Apart from adopting W2P, getting used to the new system is another challenge for employees. Site promotion and marketing are two significant post-implementation concerns, notes John Weissberg, president, Print Science.
XMPie’s Arnsdorf notices that some print providers with financial constraints try to market the idea of W2P before they’ve actually adopted it. “It is not uncommon for a service provider to want to sell the idea of W2P to their customers first before committing to purchasing a solution. However, this strategy is problematic because it is difficult to sell what you don’t have or aren’t familiar with,” explains Arnsdorf.
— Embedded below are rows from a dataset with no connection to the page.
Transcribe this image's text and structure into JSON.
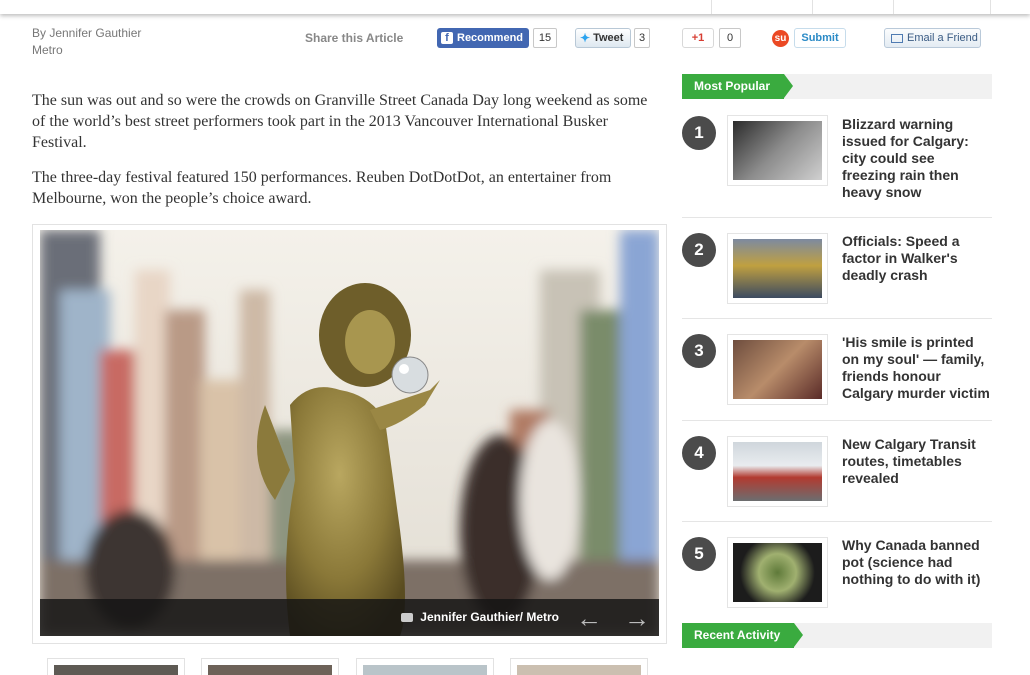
{
  "byline": {
    "author": "By Jennifer Gauthier",
    "source": "Metro"
  },
  "share": {
    "label": "Share this Article",
    "recommend_label": "Recommend",
    "recommend_count": "15",
    "tweet_label": "Tweet",
    "tweet_count": "3",
    "gplus_label": "+1",
    "gplus_count": "0",
    "submit_label": "Submit",
    "email_label": "Email a Friend"
  },
  "article": {
    "paragraphs": [
      "The sun was out and so were the crowds on Granville Street Canada Day long weekend as some of the world’s best street performers took part in the 2013 Vancouver International Busker Festival.",
      "The three-day festival featured 150 performances. Reuben DotDotDot, an entertainer from Melbourne, won the people’s choice award."
    ],
    "photo_credit": "Jennifer Gauthier/ Metro"
  },
  "sidebar": {
    "most_popular_label": "Most Popular",
    "recent_activity_label": "Recent Activity",
    "items": [
      {
        "rank": "1",
        "title": "Blizzard warning issued for Calgary: city could see freezing rain then heavy snow"
      },
      {
        "rank": "2",
        "title": "Officials: Speed a factor in Walker's deadly crash"
      },
      {
        "rank": "3",
        "title": "'His smile is printed on my soul' — family, friends honour Calgary murder victim"
      },
      {
        "rank": "4",
        "title": "New Calgary Transit routes, timetables revealed"
      },
      {
        "rank": "5",
        "title": "Why Canada banned pot (science had nothing to do with it)"
      }
    ]
  },
  "colors": {
    "accent_green": "#3aab3f",
    "facebook_blue": "#4267b2",
    "rank_circle": "#4b4b4b"
  }
}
EFI’s Minnick says print providers sometimes fail to understand that adopting a W2P solution is not merely an IT matter or a prepress endeavor. “It is a change in how you do business,” he clarifies. Being flexible isn’t enough. He says that the transition is successful if the enterprise’s decision makers work out a plan for the kind of W2P solution they want and determine how best to implement it to their advantage.
A Plan for W2P
Vendors are passionate that print providers investing in W2P, or upgrading to a more fulfilling solution, will reap the benefits. “We believe strongly that no other investment in hardware or human resources can match the ROI from your investment in the right ecommerce platform,” says PageDNA’s Enstad, describing online ordering systems as the “new battlefield” of B2B and B2C sales.
Yet the concerns of prospective W2P users aren’t groundless, nor the post implementation challenges imaginary. W2P can do more for print providers than ever before, but making the change requires preparing employees and defining your company’s vision for how W2P will work for you. dps
Jan2015, DPS Magazine